By Jeff Razwick · December 22, 2016
Imagine walking through a hospital with windowless corridors lit only by artificial lights. Or, stepping into a study room surrounded by glass with heavy wire-mesh inserts.
Now picture walking through a healthcare center with long spans of glazed windows, filled with soft, soothing daylight. Or, imagine sitting in a classroom with bright, open windows that foster collaboration.
Would you rather spend your time in the first or second set of campuses?
For many people, the answer is easy — it’s typically more enjoyable to be on campuses with light, open spaces. Studies also show that access to daylight and views has a positive impact on student performance and can help expedite patient recovery (Center for Health Design, 2006). Given these benefits, design professionals focus on creating campuses that maximize light transfer and visual connectivity.
One major hurdle they face when developing these designs is how to create light, open spaces in areas with fire and life safety requirements. Standard fire-rated building materials, such as concrete and gypsum, block flames and shield non-burning parts of a campus from intense heat. However, their opaque form also limits light transfer and views.
Today, thanks to manufacturing advances, fire-rated glass systems are now a viable alternative to solid walls. Clear, sleek and high-performing, they are revolutionizing the way building teams can design code-driven spaces in campus facilities.
Why Fire-Rated Glass Systems?
Fire-rated glass systems can block the spread of flames and smoke (fire protection), as well as defend against the transfer of radiant and conductive heat (fire resistance). Fire-rated glass and frames that can serve as a barrier to heat are able to pass the test standards for solid walls. This makes it possible for building teams to meet fire ratings and have large expanses of glass in campuses, instead of being limited to smaller windows, borrowed lites and small view panes in doors.
Today, building teams can select from numerous fire-rated glazing system options such as door assemblies, transparent glass walls, curtain walls, silicone-glazed curtain walls and glass floors.

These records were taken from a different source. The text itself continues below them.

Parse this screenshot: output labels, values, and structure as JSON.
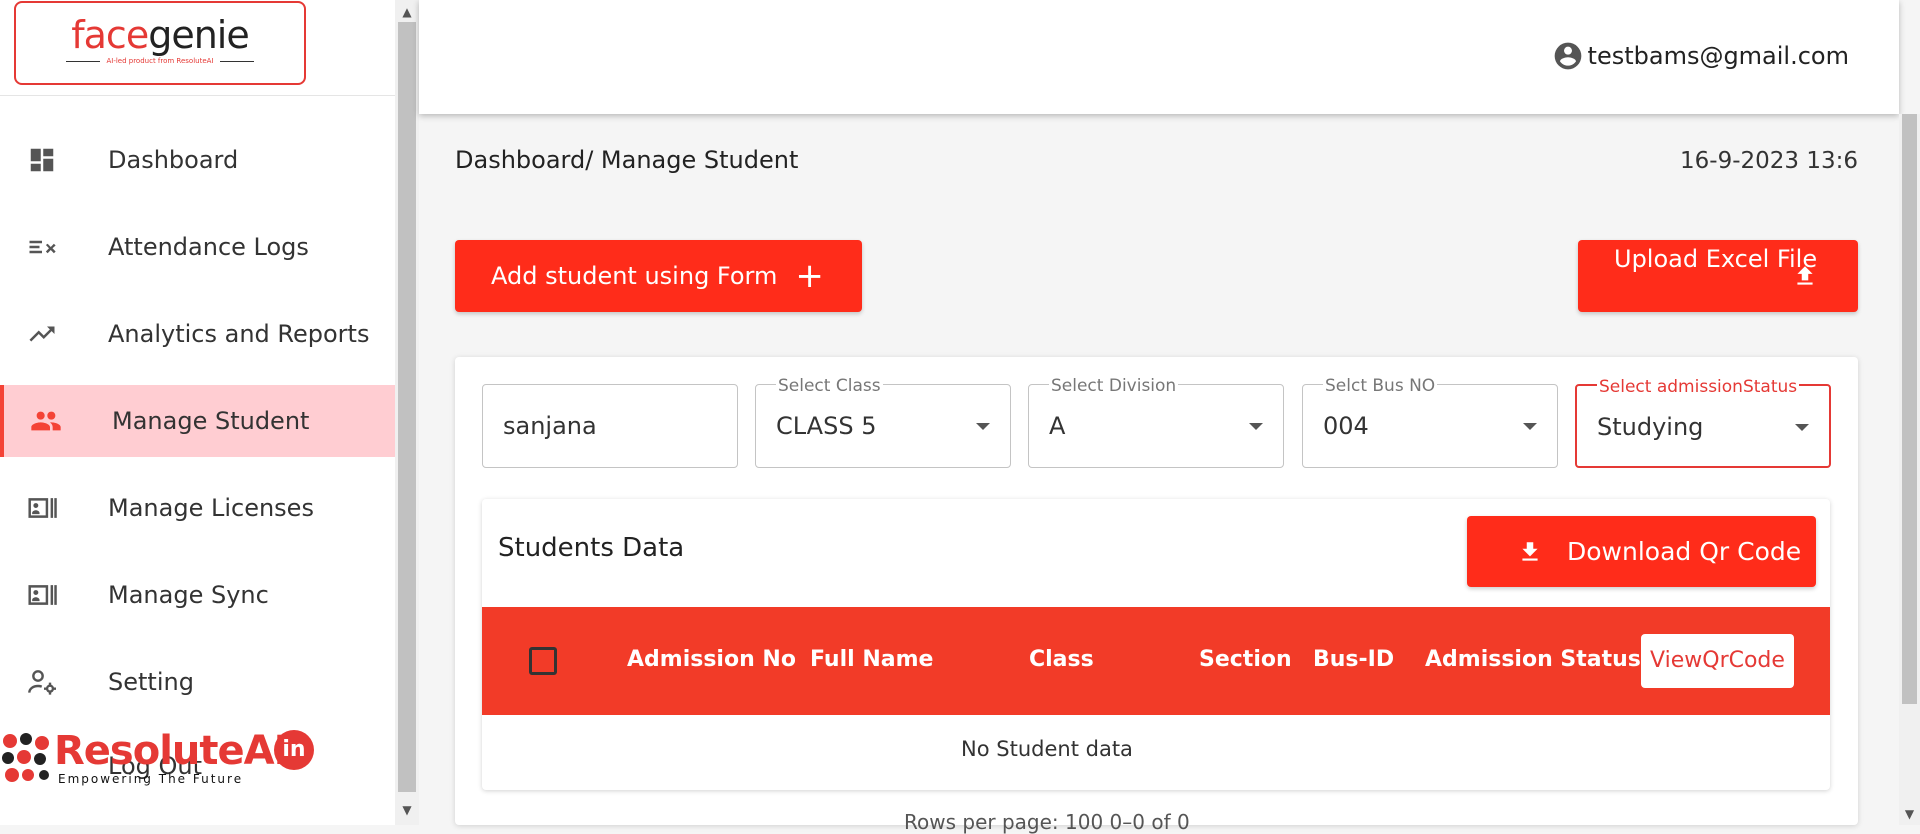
{
  "brand": {
    "logo_main": "face",
    "logo_accent": "genie",
    "logo_tagline": "AI-led product from ResoluteAI",
    "footer_name": "ResoluteAI",
    "footer_suffix": "in",
    "footer_tagline": "Empowering The Future"
  },
  "sidebar": {
    "items": [
      {
        "label": "Dashboard",
        "icon": "dashboard-icon"
      },
      {
        "label": "Attendance Logs",
        "icon": "checklist-icon"
      },
      {
        "label": "Analytics and Reports",
        "icon": "trending-up-icon"
      },
      {
        "label": "Manage Student",
        "icon": "people-icon",
        "active": true
      },
      {
        "label": "Manage Licenses",
        "icon": "badge-icon"
      },
      {
        "label": "Manage Sync",
        "icon": "badge-icon"
      },
      {
        "label": "Setting",
        "icon": "user-settings-icon"
      }
    ],
    "logout_label": "Log Out"
  },
  "header": {
    "user_email": "testbams@gmail.com"
  },
  "page": {
    "breadcrumb": "Dashboard/ Manage Student",
    "datetime": "16-9-2023 13:6",
    "add_form_label": "Add student using Form",
    "upload_label": "Upload Excel File"
  },
  "filters": {
    "search_value": "sanjana",
    "class_label": "Select Class",
    "class_value": "CLASS 5",
    "division_label": "Select Division",
    "division_value": "A",
    "bus_label": "Selct Bus NO",
    "bus_value": "004",
    "status_label": "Select admissionStatus",
    "status_value": "Studying"
  },
  "students": {
    "title": "Students Data",
    "download_label": "Download Qr Code",
    "columns": [
      "Admission No",
      "Full Name",
      "Class",
      "Section",
      "Bus-ID",
      "Admission Status"
    ],
    "view_qr_label": "ViewQrCode",
    "empty_text": "No Student data"
  },
  "pagination": {
    "text": "Rows per page: 100    0–0 of 0"
  },
  "colors": {
    "accent": "#ff2c1a",
    "header_row": "#f23b28",
    "active_bg": "#ffcdd2"
  }
}
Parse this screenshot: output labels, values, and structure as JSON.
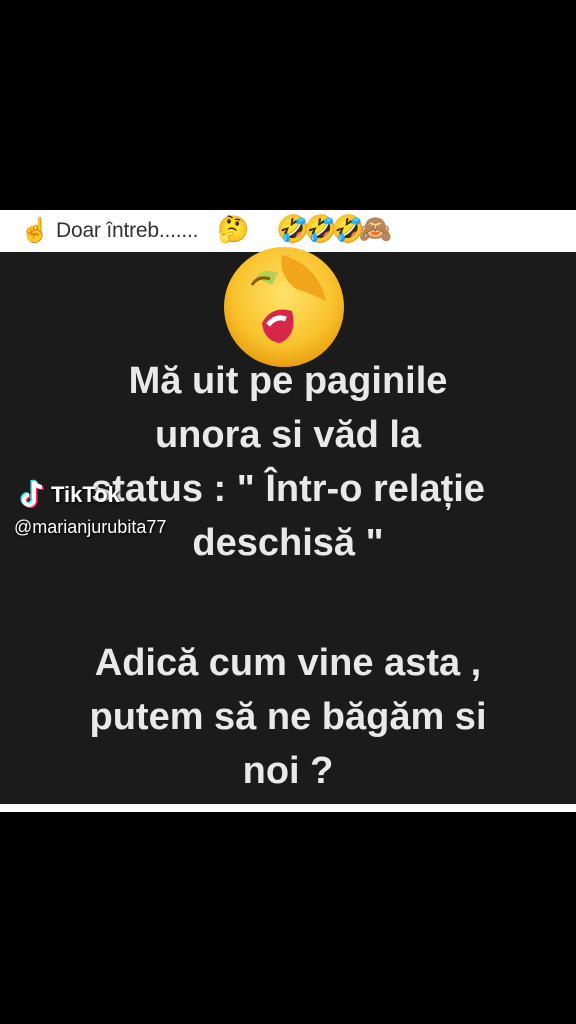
{
  "header": {
    "finger_emoji": "☝️",
    "text": "Doar întreb.......",
    "thinking_emoji": "🤔",
    "reaction_emojis": "🤣🤣🤣🙈"
  },
  "post": {
    "lines": [
      "Mă  uit pe paginile",
      "unora si văd la",
      "status  : \" Într-o relație",
      "deschisă \"",
      "Adică cum vine asta ,",
      "putem să ne băgăm si",
      "noi ?"
    ]
  },
  "watermark": {
    "brand": "TikTok",
    "username": "@marianjurubita77"
  },
  "colors": {
    "background": "#000000",
    "card": "#1b1b1b",
    "text": "#e9e9e9",
    "tiktok_cyan": "#25f4ee",
    "tiktok_red": "#fe2c55"
  }
}
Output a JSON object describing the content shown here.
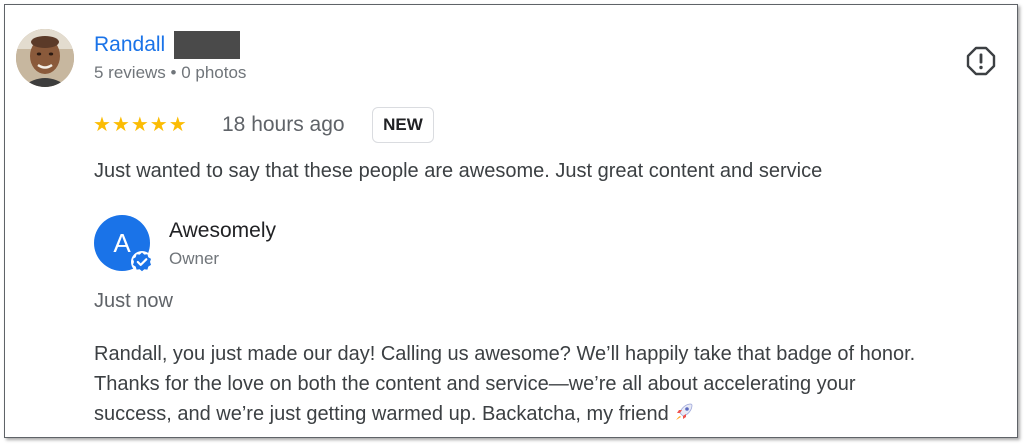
{
  "reviewer": {
    "name": "Randall",
    "meta": "5 reviews • 0 photos",
    "avatar_icon": "person-photo-avatar"
  },
  "review": {
    "stars": "★★★★★",
    "rating": 5,
    "time_ago": "18 hours ago",
    "badge": "NEW",
    "text": "Just wanted to say that these people are awesome. Just great content and service"
  },
  "owner_reply": {
    "avatar_letter": "A",
    "name": "Awesomely",
    "role": "Owner",
    "time": "Just now",
    "lines": [
      "Randall, you just made our day! Calling us awesome? We’ll happily take that badge of honor.",
      "Thanks for the love on both the content and service—we’re all about accelerating your",
      "success, and we’re just getting warmed up. Backatcha, my friend"
    ],
    "emoji": "rocket-icon"
  },
  "colors": {
    "name_link": "#1a73e8",
    "star": "#fbbc04",
    "owner_avatar": "#1a73e8"
  }
}
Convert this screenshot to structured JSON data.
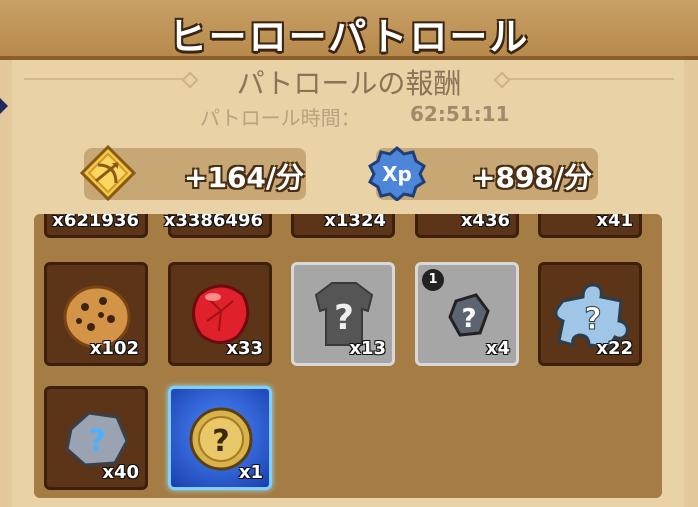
{
  "title": "ヒーローパトロール",
  "rewards_heading": "パトロールの報酬",
  "patrol_time": {
    "label": "パトロール時間：",
    "value": "62:51:11"
  },
  "rates": {
    "gold": "+164/分",
    "xp": "+898/分"
  },
  "icons": {
    "gold": "bow-emblem-icon",
    "xp": "xp-badge-icon"
  },
  "colors": {
    "panel": "#e8d2a6",
    "grid": "#a57c44",
    "slot": "#5c3417",
    "accent_blue": "#1a3fae"
  },
  "items_top_row": [
    {
      "qty": "x621936"
    },
    {
      "qty": "x3386496"
    },
    {
      "qty": "x1324"
    },
    {
      "qty": "x436"
    },
    {
      "qty": "x41"
    }
  ],
  "items": [
    {
      "name": "cookie-icon",
      "qty": "x102"
    },
    {
      "name": "red-gem-icon",
      "qty": "x33"
    },
    {
      "name": "mystery-armor-icon",
      "qty": "x13"
    },
    {
      "name": "mystery-shard-icon",
      "qty": "x4",
      "badge": "1"
    },
    {
      "name": "mystery-puzzle-icon",
      "qty": "x22"
    },
    {
      "name": "mystery-stone-icon",
      "qty": "x40"
    },
    {
      "name": "mystery-coin-icon",
      "qty": "x1"
    }
  ]
}
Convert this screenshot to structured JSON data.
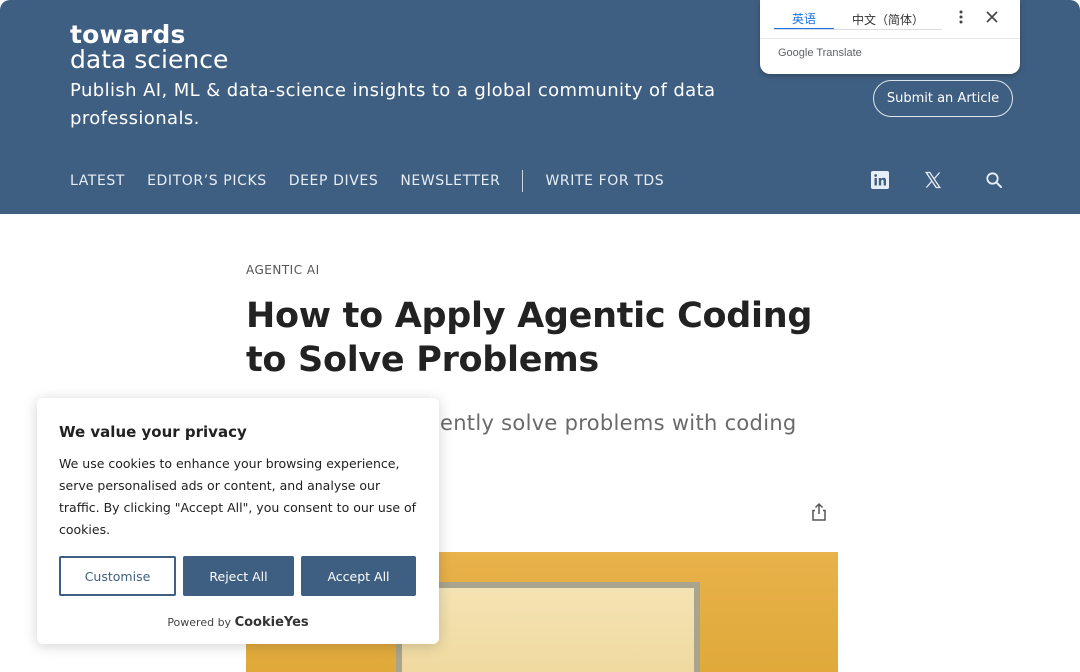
{
  "header": {
    "logo_top": "towards",
    "logo_bottom": "data science",
    "tagline": "Publish AI, ML & data-science insights to a global community of data professionals.",
    "submit_label": "Submit an Article",
    "nav": [
      "LATEST",
      "EDITOR’S PICKS",
      "DEEP DIVES",
      "NEWSLETTER",
      "WRITE FOR TDS"
    ],
    "icons": [
      "linkedin-icon",
      "x-icon",
      "search-icon"
    ],
    "bg_color": "#3f5f82"
  },
  "translate": {
    "tab_source": "英语",
    "tab_target": "中文（简体）",
    "brand": "Google Translate"
  },
  "article": {
    "kicker": "AGENTIC AI",
    "title": "How to Apply Agentic Coding to Solve Problems",
    "subtitle_visible": "ciently solve problems with coding"
  },
  "cookie": {
    "title": "We value your privacy",
    "text": "We use cookies to enhance your browsing experience, serve personalised ads or content, and analyse our traffic. By clicking \"Accept All\", you consent to our use of cookies.",
    "customise": "Customise",
    "reject": "Reject All",
    "accept": "Accept All",
    "powered_by": "Powered by",
    "powered_brand": "CookieYes"
  }
}
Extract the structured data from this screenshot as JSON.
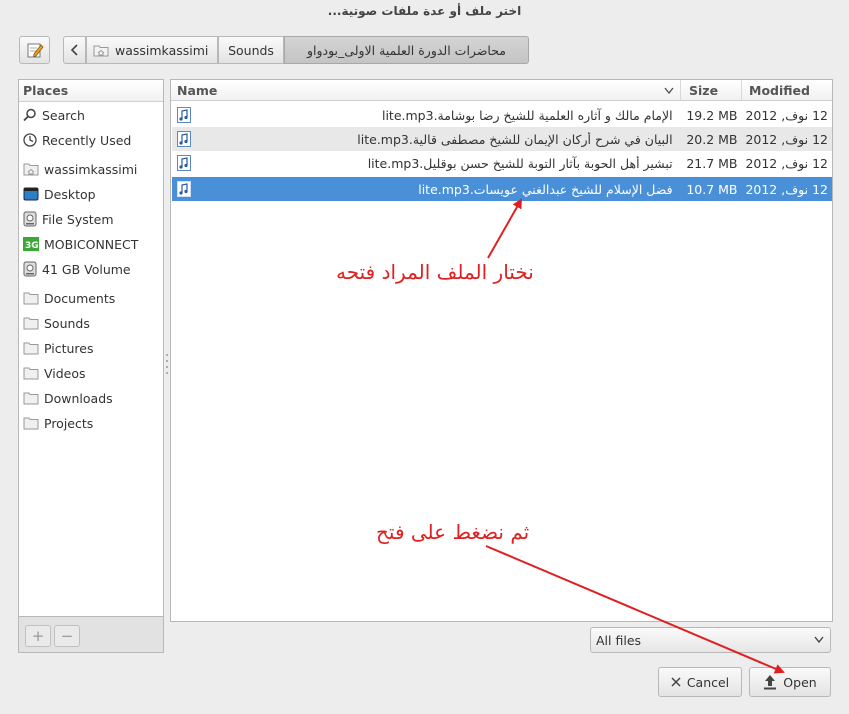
{
  "window": {
    "title": "اختر ملف أو عدة ملفات صوتية..."
  },
  "breadcrumb": {
    "items": [
      "wassimkassimi",
      "Sounds",
      "محاضرات الدورة العلمية الاولى_بودواو"
    ]
  },
  "places": {
    "header": "Places",
    "items": [
      {
        "label": "Search",
        "icon": "search-icon"
      },
      {
        "label": "Recently Used",
        "icon": "clock-icon"
      },
      {
        "label": "wassimkassimi",
        "icon": "home-folder-icon"
      },
      {
        "label": "Desktop",
        "icon": "desktop-icon"
      },
      {
        "label": "File System",
        "icon": "harddisk-icon"
      },
      {
        "label": "MOBICONNECT",
        "icon": "usb-drive-icon"
      },
      {
        "label": "41 GB Volume",
        "icon": "harddisk-icon"
      },
      {
        "label": "Documents",
        "icon": "folder-icon"
      },
      {
        "label": "Sounds",
        "icon": "folder-icon"
      },
      {
        "label": "Pictures",
        "icon": "folder-icon"
      },
      {
        "label": "Videos",
        "icon": "folder-icon"
      },
      {
        "label": "Downloads",
        "icon": "folder-icon"
      },
      {
        "label": "Projects",
        "icon": "folder-icon"
      }
    ],
    "add_label": "+",
    "remove_label": "−"
  },
  "files": {
    "columns": {
      "name": "Name",
      "size": "Size",
      "modified": "Modified"
    },
    "rows": [
      {
        "name": "الإمام مالك و آثاره العلمية للشيخ رضا بوشامة.lite.mp3",
        "size": "19.2 MB",
        "modified": "12 نوف, 2012"
      },
      {
        "name": "البيان في شرح أركان الإيمان للشيخ مصطفى قالية.lite.mp3",
        "size": "20.2 MB",
        "modified": "12 نوف, 2012"
      },
      {
        "name": "تبشير أهل الحوبة بآثار التوبة للشيخ حسن بوقليل.lite.mp3",
        "size": "21.7 MB",
        "modified": "12 نوف, 2012"
      },
      {
        "name": "فضل الإسلام للشيخ عبدالغني عويسات.lite.mp3",
        "size": "10.7 MB",
        "modified": "12 نوف, 2012",
        "selected": true
      }
    ]
  },
  "filter": {
    "value": "All files"
  },
  "buttons": {
    "cancel": "Cancel",
    "open": "Open"
  },
  "annotations": {
    "select_file": "نختار الملف المراد فتحه",
    "press_open": "ثم نضغط على فتح",
    "color": "#e02020"
  }
}
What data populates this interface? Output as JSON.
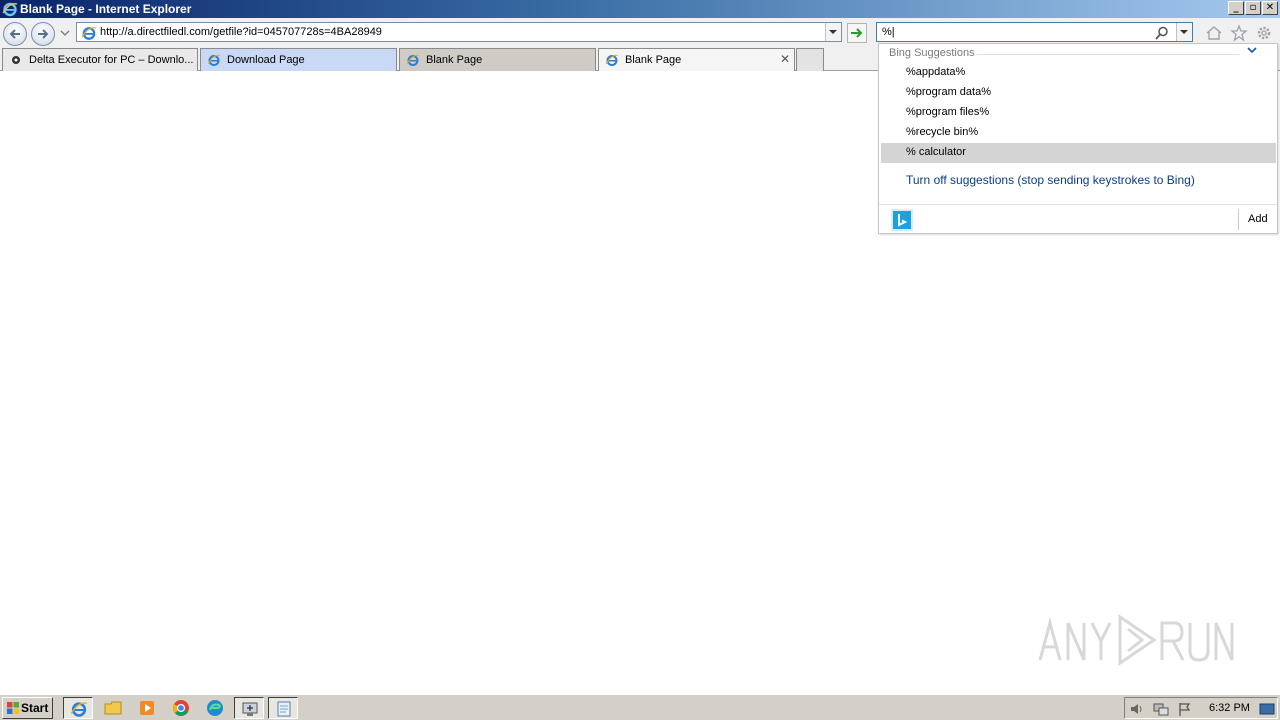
{
  "window": {
    "title": "Blank Page - Internet Explorer",
    "minimize": "_",
    "restore": "▫",
    "close": "✕"
  },
  "nav": {
    "url": "http://a.directfiledl.com/getfile?id=045707728s=4BA28949",
    "search_value": "%|"
  },
  "tabs": [
    {
      "label": "Delta Executor for PC – Downlo...",
      "icon": "dark-site-icon",
      "active": false
    },
    {
      "label": "Download Page",
      "icon": "ie-icon",
      "active": false
    },
    {
      "label": "Blank Page",
      "icon": "ie-icon",
      "active": false
    },
    {
      "label": "Blank Page",
      "icon": "ie-icon",
      "active": true
    }
  ],
  "tab_close": "✕",
  "suggestions": {
    "header": "Bing Suggestions",
    "items": [
      "%appdata%",
      "%program data%",
      "%program files%",
      "%recycle bin%",
      "% calculator"
    ],
    "selected_index": 4,
    "turn_off": "Turn off suggestions (stop sending keystrokes to Bing)",
    "add": "Add"
  },
  "taskbar": {
    "start": "Start",
    "clock": "6:32 PM",
    "apps": [
      "internet-explorer-icon",
      "file-explorer-icon",
      "media-player-icon",
      "chrome-icon",
      "edge-icon",
      "network-tool-icon",
      "notepad-icon"
    ]
  },
  "colors": {
    "title_gradient_start": "#0a246a",
    "link_blue": "#0a3e86",
    "selected_row": "#d4d4d4"
  }
}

Design teams can use these advanced fire-rated glass systems to provide transparent fire protection in corridor walls, windows, doors, stairwells, elevator cores, interior separations, atriums and floors. They can also be specified in storefronts and exterior walls where shallow lot lines necessitate blocking a fire’s spread to adjacent buildings, as well as in applications with impact safety and bullet-resistant requirements
Make the Most of Your Fire-Rated Glass Systems
There are numerous ways design professionals can use fire-rated glazing systems to allow occupants to make the most of their campus environment while still providing protection from the threat of fire.
One of the primary ways fire-rated glazing systems can benefit campus design is through transparent compartmentation.
The subdivision of buildings into spaces to help slow or stop the spread of fire provides occupants with time to exit the premises, and it also buys time for firefighters to arrive. Time is particularly valuable in healthcare facilities, as many take a “defend in place” approach to safeguard patients who are incapable of self-preservation.
Due to its transparent nature, fire-rated glazing is able to provide this level of protection without creating spaces that are dark, isolated and contrary to occupant wellbeing goals.
This is especially beneficial in modern campuses with expansive interior layouts, such as those created by a multistory atrium. According to the U.S. National Association of State Fire Marshals, these designs can create “a lack of compartmentation that would serve to limit fire spread to a smaller area, such as a room or a wing or a floor of a building.”
Fire-rated glazing is able to reduce the overall volume in campuses with these open layouts and still preserve the building team’s original design intent.
A case in point is Northwestern University’s Engineering Life Sciences Building infill. Flad Architects wanted to have a five-story central atrium to promote a collaborative learning environment and encourage interconnectivity with students and faculty. In implementing the infill design, a potential setback was satisfying the atrium’s two-hour fire separation code requirement without losing the campus’ sense of shared space.